Peter Fonda made his film debut in 1963, playing the romantic lead in Tammy and the Doctor.  Fonda hated the film and often called it Tammy and the Schmuckface.  After that less-than-stellar beginning, Peter went on to find his groove as a lifelong member of the Hollywood counterculture.  In the classic biker film, The Wild Angels, he played Heavenly Blues and let the world know that all he wanted to do was “get loaded and have a good time.”  In The Trip, he played a disillusioned television director whose world is turned upside down by acid.

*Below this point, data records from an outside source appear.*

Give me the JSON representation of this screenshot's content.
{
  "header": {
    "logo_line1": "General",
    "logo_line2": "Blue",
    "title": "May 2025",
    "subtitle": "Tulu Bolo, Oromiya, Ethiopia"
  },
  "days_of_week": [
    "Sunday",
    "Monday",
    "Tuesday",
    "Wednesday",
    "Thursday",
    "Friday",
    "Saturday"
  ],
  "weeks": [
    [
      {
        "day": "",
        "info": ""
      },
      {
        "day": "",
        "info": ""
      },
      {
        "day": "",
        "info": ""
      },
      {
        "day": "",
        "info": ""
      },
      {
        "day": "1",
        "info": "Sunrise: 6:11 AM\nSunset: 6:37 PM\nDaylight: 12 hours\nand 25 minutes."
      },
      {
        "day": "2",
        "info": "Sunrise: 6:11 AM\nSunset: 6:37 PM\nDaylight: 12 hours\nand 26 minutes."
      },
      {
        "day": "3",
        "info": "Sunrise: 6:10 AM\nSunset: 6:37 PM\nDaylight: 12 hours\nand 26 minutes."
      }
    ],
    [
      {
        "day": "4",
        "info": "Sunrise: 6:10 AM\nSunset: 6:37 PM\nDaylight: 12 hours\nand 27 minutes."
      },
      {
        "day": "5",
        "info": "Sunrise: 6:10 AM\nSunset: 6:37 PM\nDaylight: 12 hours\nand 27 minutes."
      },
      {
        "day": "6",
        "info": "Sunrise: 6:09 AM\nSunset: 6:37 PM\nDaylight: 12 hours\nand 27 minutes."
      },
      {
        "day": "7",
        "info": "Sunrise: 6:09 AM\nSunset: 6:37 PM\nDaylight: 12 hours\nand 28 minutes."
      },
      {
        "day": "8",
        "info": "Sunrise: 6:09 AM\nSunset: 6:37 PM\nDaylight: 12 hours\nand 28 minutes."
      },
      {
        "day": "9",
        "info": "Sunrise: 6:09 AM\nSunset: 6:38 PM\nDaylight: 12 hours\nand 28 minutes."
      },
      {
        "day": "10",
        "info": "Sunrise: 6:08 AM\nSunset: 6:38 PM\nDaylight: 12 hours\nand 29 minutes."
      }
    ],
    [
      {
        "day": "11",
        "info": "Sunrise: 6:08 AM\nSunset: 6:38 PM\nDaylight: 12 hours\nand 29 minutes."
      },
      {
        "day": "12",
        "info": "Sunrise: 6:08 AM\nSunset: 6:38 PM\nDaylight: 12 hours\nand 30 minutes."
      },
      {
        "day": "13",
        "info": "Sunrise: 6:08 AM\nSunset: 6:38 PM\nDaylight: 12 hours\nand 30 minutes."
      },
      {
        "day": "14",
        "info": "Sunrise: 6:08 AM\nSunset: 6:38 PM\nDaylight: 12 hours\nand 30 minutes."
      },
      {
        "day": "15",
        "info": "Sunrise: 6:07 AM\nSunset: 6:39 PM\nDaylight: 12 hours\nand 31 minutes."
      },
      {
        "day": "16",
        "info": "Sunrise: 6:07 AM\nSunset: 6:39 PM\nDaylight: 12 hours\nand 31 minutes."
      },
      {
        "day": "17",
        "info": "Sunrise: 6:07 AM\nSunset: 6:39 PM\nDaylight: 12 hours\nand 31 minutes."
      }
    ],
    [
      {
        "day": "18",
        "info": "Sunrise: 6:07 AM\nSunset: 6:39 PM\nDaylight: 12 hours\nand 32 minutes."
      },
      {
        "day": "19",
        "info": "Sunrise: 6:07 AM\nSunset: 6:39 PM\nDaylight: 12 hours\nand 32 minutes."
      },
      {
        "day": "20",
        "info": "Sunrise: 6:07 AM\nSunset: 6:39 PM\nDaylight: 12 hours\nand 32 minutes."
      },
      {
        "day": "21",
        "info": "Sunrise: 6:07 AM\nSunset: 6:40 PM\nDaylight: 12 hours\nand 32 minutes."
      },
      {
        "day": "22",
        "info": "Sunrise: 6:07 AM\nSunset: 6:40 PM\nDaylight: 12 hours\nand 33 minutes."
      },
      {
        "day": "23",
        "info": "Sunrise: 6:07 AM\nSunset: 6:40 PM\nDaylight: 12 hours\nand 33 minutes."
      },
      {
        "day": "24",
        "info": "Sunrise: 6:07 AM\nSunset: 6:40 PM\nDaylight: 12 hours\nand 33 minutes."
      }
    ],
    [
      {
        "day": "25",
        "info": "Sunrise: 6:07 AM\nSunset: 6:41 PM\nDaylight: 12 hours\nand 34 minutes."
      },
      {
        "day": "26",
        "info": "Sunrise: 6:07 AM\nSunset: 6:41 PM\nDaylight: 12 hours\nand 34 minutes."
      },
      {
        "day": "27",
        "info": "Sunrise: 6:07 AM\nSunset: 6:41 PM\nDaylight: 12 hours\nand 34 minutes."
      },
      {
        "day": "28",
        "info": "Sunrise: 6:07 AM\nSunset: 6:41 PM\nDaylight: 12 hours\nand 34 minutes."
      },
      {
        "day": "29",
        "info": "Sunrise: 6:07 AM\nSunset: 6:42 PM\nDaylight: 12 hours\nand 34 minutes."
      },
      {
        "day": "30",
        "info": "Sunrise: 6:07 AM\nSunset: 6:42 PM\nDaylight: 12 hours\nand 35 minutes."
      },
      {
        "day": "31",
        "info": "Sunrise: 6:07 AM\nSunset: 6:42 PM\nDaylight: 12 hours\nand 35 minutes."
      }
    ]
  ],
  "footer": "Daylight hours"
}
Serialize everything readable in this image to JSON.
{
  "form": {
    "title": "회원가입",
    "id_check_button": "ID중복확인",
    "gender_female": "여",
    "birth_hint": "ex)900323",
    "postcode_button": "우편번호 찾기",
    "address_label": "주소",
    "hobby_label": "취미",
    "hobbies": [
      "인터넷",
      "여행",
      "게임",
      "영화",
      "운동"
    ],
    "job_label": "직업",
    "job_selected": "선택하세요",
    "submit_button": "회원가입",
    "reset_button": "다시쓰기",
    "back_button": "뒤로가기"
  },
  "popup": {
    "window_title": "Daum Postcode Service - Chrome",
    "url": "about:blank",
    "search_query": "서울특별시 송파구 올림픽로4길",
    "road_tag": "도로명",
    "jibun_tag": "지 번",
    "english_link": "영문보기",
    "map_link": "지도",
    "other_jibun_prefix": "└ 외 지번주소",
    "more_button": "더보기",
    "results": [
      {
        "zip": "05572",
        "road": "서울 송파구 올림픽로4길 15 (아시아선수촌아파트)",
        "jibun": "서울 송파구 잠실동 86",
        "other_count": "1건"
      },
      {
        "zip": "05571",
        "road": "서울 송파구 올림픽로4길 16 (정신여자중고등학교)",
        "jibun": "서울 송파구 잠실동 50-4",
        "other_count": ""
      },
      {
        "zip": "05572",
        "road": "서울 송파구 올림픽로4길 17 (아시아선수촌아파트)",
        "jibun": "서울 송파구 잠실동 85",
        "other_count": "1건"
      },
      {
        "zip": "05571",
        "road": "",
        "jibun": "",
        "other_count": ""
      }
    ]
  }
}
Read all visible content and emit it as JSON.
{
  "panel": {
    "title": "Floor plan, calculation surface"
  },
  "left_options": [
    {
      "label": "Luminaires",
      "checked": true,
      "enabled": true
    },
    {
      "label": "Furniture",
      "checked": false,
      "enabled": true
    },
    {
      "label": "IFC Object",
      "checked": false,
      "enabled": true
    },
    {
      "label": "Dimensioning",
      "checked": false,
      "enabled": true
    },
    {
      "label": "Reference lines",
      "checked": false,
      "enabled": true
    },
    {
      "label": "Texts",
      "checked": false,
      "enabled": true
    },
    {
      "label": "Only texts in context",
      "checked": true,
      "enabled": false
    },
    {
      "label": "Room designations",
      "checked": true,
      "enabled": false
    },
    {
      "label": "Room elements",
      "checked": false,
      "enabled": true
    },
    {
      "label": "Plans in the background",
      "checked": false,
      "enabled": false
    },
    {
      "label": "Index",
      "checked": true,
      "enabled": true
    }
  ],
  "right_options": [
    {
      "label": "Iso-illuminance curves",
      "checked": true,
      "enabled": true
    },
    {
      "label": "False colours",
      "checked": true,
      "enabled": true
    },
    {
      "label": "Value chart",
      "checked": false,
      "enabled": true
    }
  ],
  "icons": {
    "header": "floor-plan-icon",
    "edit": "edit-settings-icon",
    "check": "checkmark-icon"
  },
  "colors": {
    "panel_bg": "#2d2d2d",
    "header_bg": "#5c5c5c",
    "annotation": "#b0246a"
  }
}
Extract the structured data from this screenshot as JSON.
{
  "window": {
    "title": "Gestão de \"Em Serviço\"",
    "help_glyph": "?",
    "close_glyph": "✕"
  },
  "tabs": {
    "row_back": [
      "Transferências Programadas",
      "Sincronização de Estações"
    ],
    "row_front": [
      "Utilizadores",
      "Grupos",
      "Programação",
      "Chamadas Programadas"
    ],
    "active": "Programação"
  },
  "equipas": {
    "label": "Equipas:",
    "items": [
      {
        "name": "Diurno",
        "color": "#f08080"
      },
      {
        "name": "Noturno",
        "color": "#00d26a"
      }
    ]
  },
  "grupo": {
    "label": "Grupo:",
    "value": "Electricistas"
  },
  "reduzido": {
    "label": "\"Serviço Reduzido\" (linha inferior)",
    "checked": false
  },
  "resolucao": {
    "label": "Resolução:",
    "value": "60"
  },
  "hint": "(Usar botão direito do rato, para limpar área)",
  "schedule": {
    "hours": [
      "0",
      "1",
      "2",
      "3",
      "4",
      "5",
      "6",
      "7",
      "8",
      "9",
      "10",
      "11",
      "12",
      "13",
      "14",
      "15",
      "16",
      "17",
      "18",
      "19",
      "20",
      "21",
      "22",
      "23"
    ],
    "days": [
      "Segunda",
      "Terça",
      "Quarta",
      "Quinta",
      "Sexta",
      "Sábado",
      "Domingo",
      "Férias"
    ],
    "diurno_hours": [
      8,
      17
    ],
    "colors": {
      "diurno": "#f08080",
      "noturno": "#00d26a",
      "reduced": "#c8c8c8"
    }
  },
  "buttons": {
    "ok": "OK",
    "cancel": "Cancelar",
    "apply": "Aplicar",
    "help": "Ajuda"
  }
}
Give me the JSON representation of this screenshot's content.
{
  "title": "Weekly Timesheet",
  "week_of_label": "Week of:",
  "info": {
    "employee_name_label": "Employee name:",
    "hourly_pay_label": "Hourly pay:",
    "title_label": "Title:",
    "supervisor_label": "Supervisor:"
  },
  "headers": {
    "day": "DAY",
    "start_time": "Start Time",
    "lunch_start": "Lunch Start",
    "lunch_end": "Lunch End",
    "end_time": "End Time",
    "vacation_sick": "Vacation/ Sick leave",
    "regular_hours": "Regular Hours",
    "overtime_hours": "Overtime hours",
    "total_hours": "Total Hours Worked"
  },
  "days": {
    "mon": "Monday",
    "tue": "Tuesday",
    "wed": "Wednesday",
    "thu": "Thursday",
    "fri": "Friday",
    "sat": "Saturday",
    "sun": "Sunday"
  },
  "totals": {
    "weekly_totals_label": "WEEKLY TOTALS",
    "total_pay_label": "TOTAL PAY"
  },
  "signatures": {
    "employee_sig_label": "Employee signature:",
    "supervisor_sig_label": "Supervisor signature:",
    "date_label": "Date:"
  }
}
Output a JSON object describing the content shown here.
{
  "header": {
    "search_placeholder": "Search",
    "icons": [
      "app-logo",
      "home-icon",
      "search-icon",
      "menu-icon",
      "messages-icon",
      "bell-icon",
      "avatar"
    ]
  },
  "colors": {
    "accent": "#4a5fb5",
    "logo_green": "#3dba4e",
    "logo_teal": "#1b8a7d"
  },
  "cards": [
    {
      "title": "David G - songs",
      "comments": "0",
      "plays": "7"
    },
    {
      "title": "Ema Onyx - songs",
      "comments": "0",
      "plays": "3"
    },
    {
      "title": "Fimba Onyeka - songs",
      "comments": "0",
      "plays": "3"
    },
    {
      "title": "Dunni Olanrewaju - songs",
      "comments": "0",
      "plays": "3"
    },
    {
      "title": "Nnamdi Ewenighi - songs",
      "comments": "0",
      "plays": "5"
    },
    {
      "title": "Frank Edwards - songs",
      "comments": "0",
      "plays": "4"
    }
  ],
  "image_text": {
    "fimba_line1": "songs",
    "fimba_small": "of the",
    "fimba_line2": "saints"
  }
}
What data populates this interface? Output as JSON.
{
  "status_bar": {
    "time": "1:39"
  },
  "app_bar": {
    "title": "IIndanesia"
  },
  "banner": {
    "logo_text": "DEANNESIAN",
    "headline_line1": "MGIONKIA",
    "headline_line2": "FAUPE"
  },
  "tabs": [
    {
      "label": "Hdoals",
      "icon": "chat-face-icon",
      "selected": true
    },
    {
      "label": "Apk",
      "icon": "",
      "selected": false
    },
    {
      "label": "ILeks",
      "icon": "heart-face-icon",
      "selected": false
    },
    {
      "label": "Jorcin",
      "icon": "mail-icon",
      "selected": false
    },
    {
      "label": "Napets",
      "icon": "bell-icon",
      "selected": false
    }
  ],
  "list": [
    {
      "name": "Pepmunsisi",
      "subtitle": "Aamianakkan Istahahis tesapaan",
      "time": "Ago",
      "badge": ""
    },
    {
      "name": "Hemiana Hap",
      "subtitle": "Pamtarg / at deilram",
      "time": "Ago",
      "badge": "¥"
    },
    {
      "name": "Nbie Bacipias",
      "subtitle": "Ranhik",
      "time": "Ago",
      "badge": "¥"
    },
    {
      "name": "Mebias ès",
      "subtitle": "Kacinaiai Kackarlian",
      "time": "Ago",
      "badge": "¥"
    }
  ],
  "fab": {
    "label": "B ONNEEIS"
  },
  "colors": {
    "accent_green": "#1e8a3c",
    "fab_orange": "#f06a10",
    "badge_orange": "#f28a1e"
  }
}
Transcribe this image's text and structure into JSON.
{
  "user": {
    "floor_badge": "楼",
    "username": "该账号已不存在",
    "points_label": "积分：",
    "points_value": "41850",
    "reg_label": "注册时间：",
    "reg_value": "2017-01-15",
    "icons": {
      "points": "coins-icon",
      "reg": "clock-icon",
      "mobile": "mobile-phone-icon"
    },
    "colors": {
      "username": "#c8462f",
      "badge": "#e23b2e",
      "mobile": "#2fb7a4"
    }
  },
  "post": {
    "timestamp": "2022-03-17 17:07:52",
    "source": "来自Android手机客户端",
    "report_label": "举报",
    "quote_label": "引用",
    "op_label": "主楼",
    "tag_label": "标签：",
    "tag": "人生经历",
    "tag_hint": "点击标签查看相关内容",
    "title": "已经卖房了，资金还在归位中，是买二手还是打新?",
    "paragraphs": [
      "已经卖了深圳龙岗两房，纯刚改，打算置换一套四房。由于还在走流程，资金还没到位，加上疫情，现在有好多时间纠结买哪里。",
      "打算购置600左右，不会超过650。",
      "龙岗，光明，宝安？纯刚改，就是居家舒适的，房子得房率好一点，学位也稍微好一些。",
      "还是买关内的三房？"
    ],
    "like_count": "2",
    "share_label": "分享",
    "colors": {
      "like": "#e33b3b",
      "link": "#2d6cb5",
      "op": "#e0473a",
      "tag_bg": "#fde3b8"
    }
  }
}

And then there was Easy Rider.  In this seminal independent film from 1969, Peter played Wyatt, a.k.a. Captain America.  Wyatt was the biker and drug smuggler who went “searching for America and couldn’t find it.”  This was Peter Fonda’s most famous role.  Along with acting in the film, he also produced it and co-wrote it.  (He was also responsible for keeping Dennis Hopper under control.  Or, at least as under control as anyone could keep Dennis Hopper in 1969.)  The role made Peter Fonda a symbol of rebellion, an American icon riding across the desert with the American Flag literally on his back.  Today, we still debate what Wyatt meant when he said, “We blew it.”  Peter Fonda, himself, later said that he was delivering the line as himself and not as Wyatt because he was convinced that Easy Rider would be a career-ending flop.

In the 70s and 80s, Fonda continued to play rebels.  His subsequent films were never as successful as Easy Rider, though many of them are still entertaining.  Peter made his directorial debut in 1971, with The Hired Hand, an elegiac and thoughtful Western in which Peter co-starred with another cult icon, Warren Oates.  Years later, Fonda would be among the many celebrities who made a cameo appearance in The Cannonball Run.  Of course, Peter played a biker and he got to fight Jackie Chan.

In the 90s, Peter Fonda played a lot of old hippies in many forgettable films.  However, in that decade, he also gave two of his best performances.  In The Limey, Fonda played the music producer who Terrence Stamp holds responsible for the death of his daughter.  And, in Ulee’s Gold, Fonda played a cantankerous bee keeper who finds himself taking care of his two granddaughters.  It was a role that many could imagine having once been played by Henry Fonda.  For Ulee’s Gold, Peter was nominated for an Oscar.  He lost to his co-star from Easy Rider, Jack Nicholson.

Peter Fonda continued to work up until his death.  With his passing, America loses another screen icon and a man who epitomized an era.  Rest in Peace.

Scenes That I Love: The “Tears In The Rain” monologue from Blade Runner (RIP, Rutger Hauer)


I just read that Rutger Hauer passed away on July 19th.  He was 75 years old.

Though Hauer played many great roles, most people will always think of him as the replicant Roy Batty in 1982’s Blade Runner.  One of Hauer’s most memorable scenes in that film was his final monologue.  Reportedly, Hauer himself came up with this monologue on the spot, feeling that the lines in the original script didn’t do justice to either the story or his character.

Rest in peace, Rutger Hauer.  He was one of the greats.